What are the long-term costs of the China-U.S. trade war?

Dark times loom for the U.S. economy in the aftermath of President Trump’s latest threat on Aug. 1 to levy 10% tariffs on some $300 billion of imports from China. In response, China allowed the yuan to weaken against the dollar and thereby cushion the impact for Chinese exporters. In a tweet, Trump accused China of “currency manipulation” and called upon on the Federal Reserve to respond.

Two signposts, one reads Made in China, pointing left, directly beneath it reads Made in USA, pointing right, symbolic of the U.S. China trade war crossroads.

The Aug. 5 yuan-dollar rate of 7-to-1 was at its lowest since 2008. “[The] trade war has now become a currency war, which raises the potential economic harm to another level,” The Wall Street Journal noted in an editorial.

On Monday, Aug. 5, the Dow Jones and the S&P indices fell 3% and stock markets and currencies in emerging markets weakened, and an economic downturn seemed closer than before. The spread between the 3-month and 10-year Treasury yields—an indicator of recessions—inverted to its widest level since 2007.

Trump said on Thursday, Aug. 1, the U.S. would impose 10% tariffs on $300 billion worth of imports from China effective Sept. 1, amid signs that talks between the two countries over the past year or so were yielding little progress. That tariff move would be in addition to the higher tariffs already in place for $250 billion worth of imports from China, thereby covering all U.S. imports from that country. 

The Penn Wharton Budget Model (PWBM), which analyzes the longer term implications of policy moves, has identified two primary effects of the trade war with China. One is lower output for the U.S. economy, and the other is a shift toward households in the financing of U.S. debt, says Efraim Berkovich, director of computational dynamics at PWBM. As the escalation in the trade war reduces foreign capital inflows into the U.S., it would provide a short-term boost to GDP as domestic households would pick up the slack and provide more labor, but GDP will fall the long-run, Berkovich says.

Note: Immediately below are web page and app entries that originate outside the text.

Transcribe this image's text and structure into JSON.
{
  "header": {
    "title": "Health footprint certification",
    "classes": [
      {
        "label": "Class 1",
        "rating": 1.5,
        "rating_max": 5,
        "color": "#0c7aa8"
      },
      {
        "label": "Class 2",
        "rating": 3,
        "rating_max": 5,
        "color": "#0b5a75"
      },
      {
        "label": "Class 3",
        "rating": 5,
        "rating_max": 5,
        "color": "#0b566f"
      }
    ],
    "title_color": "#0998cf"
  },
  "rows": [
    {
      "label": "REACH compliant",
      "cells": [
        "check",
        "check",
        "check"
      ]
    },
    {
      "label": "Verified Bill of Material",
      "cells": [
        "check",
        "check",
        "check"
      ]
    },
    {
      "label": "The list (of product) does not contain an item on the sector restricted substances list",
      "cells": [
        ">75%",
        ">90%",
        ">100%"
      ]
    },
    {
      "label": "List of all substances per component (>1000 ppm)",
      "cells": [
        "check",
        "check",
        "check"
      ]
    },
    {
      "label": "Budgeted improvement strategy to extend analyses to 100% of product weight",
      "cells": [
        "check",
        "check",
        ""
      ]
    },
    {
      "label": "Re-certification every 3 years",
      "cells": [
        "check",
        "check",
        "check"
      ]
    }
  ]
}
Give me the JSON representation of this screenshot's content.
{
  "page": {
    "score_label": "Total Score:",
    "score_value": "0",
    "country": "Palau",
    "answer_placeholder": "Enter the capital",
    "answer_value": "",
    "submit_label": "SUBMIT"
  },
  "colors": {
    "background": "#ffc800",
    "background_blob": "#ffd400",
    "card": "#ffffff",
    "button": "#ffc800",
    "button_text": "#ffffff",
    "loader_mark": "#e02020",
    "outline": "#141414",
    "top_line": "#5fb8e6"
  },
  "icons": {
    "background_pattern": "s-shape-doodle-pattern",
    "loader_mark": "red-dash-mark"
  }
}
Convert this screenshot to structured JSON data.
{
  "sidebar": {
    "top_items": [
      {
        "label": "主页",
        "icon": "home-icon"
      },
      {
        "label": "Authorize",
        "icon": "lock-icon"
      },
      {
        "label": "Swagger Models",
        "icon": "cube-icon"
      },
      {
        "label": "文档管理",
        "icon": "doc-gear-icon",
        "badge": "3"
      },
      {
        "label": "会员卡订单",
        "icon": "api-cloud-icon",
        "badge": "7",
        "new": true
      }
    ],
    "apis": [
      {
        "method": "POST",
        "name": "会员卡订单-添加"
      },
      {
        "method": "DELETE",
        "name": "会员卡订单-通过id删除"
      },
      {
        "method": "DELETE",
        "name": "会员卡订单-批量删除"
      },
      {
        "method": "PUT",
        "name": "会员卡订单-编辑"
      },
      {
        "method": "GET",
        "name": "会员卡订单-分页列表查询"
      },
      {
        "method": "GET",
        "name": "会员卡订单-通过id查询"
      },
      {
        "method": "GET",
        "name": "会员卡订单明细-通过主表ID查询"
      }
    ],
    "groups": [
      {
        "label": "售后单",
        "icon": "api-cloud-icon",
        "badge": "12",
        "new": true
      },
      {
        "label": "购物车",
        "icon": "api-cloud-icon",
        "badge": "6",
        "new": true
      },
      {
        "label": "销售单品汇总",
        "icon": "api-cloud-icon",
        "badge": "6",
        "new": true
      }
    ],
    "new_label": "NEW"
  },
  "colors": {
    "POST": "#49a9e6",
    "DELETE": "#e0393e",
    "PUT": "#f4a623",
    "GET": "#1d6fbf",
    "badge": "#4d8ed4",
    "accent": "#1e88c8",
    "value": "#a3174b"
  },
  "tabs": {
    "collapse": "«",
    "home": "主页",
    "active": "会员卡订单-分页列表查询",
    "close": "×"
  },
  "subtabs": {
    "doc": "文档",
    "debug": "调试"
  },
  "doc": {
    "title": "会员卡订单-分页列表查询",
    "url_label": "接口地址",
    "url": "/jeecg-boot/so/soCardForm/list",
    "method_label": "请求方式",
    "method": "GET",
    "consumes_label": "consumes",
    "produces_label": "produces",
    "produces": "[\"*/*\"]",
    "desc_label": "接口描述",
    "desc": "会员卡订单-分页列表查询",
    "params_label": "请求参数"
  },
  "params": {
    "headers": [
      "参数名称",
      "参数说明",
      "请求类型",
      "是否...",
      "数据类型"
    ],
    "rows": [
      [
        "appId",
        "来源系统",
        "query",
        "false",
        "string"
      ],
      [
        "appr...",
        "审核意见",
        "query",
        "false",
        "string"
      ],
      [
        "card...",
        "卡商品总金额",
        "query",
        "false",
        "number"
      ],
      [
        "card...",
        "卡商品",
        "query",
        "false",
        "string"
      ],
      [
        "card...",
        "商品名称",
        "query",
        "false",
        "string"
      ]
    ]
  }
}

Wharton’s Berkovich and Marshall W. Meyer, along with Syracuse’s Mary E. Lovely, discuss the long-term implications of the escalating trade war on electronics, produce, and debt domestically, and U.S. global competitiveness.

Read more at Knowledge@Wharton.